**PROBLEM TO WORK ON**
Tally the lines in the listing below that contain the string "来自湖北", and state only the total.

**MATERIAL PROVIDED**

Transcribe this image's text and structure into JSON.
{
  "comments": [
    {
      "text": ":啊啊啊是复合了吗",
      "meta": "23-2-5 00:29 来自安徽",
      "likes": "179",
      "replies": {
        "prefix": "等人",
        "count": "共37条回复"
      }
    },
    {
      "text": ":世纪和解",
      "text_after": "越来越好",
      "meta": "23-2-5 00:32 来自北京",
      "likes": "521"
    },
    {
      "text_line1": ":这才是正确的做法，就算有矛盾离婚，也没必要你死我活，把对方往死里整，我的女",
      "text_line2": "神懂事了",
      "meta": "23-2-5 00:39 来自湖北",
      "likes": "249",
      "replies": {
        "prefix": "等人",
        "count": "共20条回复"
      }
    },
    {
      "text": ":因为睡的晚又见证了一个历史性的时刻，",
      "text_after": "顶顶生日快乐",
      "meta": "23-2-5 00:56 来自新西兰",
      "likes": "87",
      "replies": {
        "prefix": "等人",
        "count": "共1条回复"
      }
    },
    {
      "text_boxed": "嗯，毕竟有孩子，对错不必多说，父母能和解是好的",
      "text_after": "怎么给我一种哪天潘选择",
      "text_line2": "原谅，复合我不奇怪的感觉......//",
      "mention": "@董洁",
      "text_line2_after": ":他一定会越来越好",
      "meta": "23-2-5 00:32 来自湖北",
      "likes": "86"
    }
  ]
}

**REPLY**
2